BEGIN
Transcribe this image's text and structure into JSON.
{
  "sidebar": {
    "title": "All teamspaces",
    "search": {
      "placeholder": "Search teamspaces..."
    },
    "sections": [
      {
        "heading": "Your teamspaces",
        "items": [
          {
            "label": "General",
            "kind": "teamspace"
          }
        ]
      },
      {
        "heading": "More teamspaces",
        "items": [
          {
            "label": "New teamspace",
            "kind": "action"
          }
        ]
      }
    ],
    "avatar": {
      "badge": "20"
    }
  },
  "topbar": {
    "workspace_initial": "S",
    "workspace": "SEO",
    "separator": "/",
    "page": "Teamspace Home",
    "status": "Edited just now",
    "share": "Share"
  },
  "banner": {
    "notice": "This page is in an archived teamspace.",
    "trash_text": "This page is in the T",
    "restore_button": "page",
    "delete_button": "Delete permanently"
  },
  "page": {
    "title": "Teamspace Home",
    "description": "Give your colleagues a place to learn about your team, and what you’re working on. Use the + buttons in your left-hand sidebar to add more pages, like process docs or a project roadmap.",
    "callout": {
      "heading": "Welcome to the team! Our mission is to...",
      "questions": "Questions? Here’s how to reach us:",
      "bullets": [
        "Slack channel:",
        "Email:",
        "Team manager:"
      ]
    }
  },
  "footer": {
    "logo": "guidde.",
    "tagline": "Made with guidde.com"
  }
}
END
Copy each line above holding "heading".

        "heading": "Your teamspaces",
        "heading": "More teamspaces",
      "heading": "Welcome to the team! Our mission is to...",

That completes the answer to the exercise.